Once your factory bedsides have been removed you will be left with a bare inner bed structure. Start by hanging your new fiberglass bedside over the bed rail. This is the time to start the alignment process. You may need to trim a bit more off the inner bed, or the fiberglass as you work the bedside into its final location. Use the body lines on the cab, and the tail light as reference points. Once your happy with the alignment, begin bolting the bedside into place.

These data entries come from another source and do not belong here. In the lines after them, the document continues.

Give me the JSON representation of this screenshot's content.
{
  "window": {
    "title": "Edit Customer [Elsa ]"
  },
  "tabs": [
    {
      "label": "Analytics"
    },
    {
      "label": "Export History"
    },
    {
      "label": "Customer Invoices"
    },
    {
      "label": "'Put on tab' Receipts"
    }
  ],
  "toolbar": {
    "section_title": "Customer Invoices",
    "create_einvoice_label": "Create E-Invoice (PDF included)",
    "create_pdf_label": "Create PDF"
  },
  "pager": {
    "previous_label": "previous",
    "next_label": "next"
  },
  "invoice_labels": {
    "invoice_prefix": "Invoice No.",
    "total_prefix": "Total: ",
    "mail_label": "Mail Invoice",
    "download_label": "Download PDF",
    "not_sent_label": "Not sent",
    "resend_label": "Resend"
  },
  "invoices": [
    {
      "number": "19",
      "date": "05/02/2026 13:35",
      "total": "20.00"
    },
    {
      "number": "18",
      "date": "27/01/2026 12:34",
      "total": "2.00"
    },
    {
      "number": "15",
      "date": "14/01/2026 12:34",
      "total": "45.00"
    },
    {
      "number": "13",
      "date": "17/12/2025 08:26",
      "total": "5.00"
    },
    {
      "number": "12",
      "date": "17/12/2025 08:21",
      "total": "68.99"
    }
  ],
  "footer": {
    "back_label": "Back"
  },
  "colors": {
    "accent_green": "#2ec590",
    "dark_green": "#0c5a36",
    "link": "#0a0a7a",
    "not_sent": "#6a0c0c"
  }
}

4 evenly spaced bolts along the inner bed rail are sufficient. Also plan on 2-3 bolts along the flange on the front portion of the bed, as well as a bolt or two in the the area that wraps around your tail light. The final step of the installation process is to secure the front and rear portion of the wheel well. These supports are in all trucks straight from the factory. There is not cut and dry way to do this step, but use what is on your truck already for inspiration. It can be as easy as cutting and splicing the existing supports, or you could go as far as fabricating your own custom mounts. This step is very important and if not done properly can lead to cracking and other issues.
Start by removing your hood and hood hinges, the new 1 piece will not utilize the factory hinges. Next step will be to remove your fenders (see fender section above for reference). After these items are removed start the install by mounting your mini fenders. The mini fenders typically allow you to use 2 factory mounting locations, 1 would be at the lower rear portion of where the fender was, and the other location is behind the door. You will need to access this bolt location from inside cab with the door halfway open. We also recommend some extra support where the mini fender latches to the cab. This area is more or less floating and can benefit from extra support from either a tube with a tab, or an L bracket. When mounting your mini fenders be sure to dill out your bolt holes slightly larger than the actual bolt to allow room for adjustment.
Now that your mini fenders are loosely mounted (allowing room for adjustment) it’s time to move on to the hood itself. Set the rear of the hood down on to the mini fenders and slowly lower the front of the hood down to the headlights. You’ll likely need a spacer at the front of the hood for proper mock up alignment, a couple pieces of wood works great. Once you’ve got the front of the hood aligned with the head lights, it’s time to install your latches. The latches have a latch, and a clasp portion. The latch goes on the mini fenders, and the clasp goes on the hood. Drill out the 6 mounting holes and rivet or bolt the latches to the fiberglass. Blue painters tape helps to keep everything in place
Now that the hood is sitting in roughly, its final position, we need to address the hood pins. Proper placement of the hood pins is crucial. Too far out and the center of the hood can catch the wind, too far in and the outside of the hood catches the wind! The ideal spacing for the hood pins is going to be roughly the width of your grille. This is not an exact science, use your best judgement. The actual way to mount the pins will vary by model. With some vehicles you’re able to mount the hood pins directly to the radiator core support, and with others you will need to build risers.
If you’ve got a vehicle that you’re doing a conversion 1 piece on you will need to fabricate a frame structure to mount the lights and grille off of. There are a lot of vehicles that have header panels, which greatly simplifies the mounting process. If there is not a header panel available, you will need to fabricate your own mounts.